“Open Access (OA) is developing in an area of tension between institutional and funder policies, the economics of publishing and last but not least the communication practices of research disciplines. In a comparison across European countries, very dynamic and diverse approaches and developments can be observed. Furthermore, this international and comparative perspective helps us to assess the state of open access and open science (OA and OS) in Germany. In this series of Open4DE project blog posts, we will summarize what we have learned in our in-depth conversations with experts on developing and implementing nationwide Open Access strategies.
After starting this series with an article about Lithuania and Sweden, we now continue our journey around the Baltic Sea. Our next stop is Finland:
In a comparison of European Openness strategies, Finland stands out for its sophisticated system of coordinated policy measures. While other countries have a strategy that bundles different aspects of the Openness culture into one central policy, the Finnish model impresses with unity in diversity.
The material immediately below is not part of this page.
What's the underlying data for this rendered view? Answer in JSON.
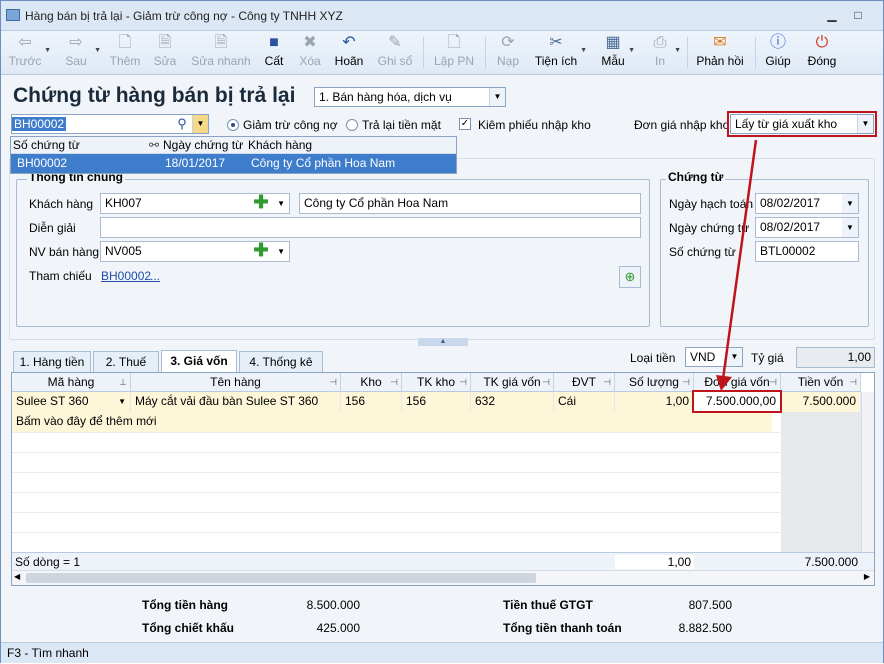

The website of the Federation of Finnish Learned Societies, which was set up specifically to provide information on Open Science (OS), lists four national policies on OS and research in Finland. In addition to a policy for data and methods, a policy on open access to scholary publications and a policy on open education and educational ressources document activity at a high level. The openness culture in Finland targets all stages of scientific communication but also teaching and learning. In addition, a national information portal provides orientation on publication venues, projects and publicly funded technical infrastructures. It is an exemplary tool to get an overview of the constantly growing Open Access (OA) and OS ecosystem and its numerous products and projects….”